JetBlue and Icelandair announced a codeshare expansion in early November. JetBlue placed its code on routes extending from Iceland to Europe, allowing customers the ease of a one-stop itinerary. JetBlue announced an expanded codeshare partnership with Qatar Airways in April, offering an even larger slate of connections beyond Qatar’s Doha hub to points in Africa, the Middle East, and Southeast Asia. Not to be forgotten is the airline’s continued expansion with American Airlines under the Northeast Alliance, which also includes codeshares.
JetBlue is looking to expand in Europe
JetBlue inaugurated its first long-haul flights to Europe in August. For now, the airline is only flying to London from its hub in New York using its Airbus A321LR aircraft. While JetBlue only has three A321LRs now, it has ten more on order. In addition, JetBlue also has 13 A321XLRs on order.
This sets up JetBlue to continue its expansion across Europe. While London was the start, it is not the finish line for the airline. With the A321XLR offering up to 4,700 nautical miles of range, it opens up new opportunities for JetBlue to expand further into Europe in major markets like Greece, Italy, and Eastern Europe.

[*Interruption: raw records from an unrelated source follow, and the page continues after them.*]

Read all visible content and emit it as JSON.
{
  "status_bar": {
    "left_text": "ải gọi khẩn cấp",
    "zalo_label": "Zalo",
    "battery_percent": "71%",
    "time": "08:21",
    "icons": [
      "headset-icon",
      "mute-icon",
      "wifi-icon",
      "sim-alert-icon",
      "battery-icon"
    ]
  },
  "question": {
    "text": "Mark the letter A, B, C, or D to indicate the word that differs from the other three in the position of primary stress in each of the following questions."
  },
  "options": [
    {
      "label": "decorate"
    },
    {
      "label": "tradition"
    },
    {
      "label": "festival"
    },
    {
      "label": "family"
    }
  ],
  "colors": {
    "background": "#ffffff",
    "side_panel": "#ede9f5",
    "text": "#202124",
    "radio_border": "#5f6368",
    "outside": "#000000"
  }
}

It may seem strange that JetBlue is adding more codeshare routes as it plans to add its services to Europe in the coming years. However, codeshare routes can be a way to grow opportunities for flights. With codeshares, JetBlue can start marketing to customers various options between the US and Europe. This gives it access to data for its customers to see what the most popular destinations are while also building up its market share and brand presence of connecting itineraries to Europe, which can help secure some loyal travelers ahead of the airline’s launch of nonstop service. Other airlines have also employed this strategy, including American Airlines.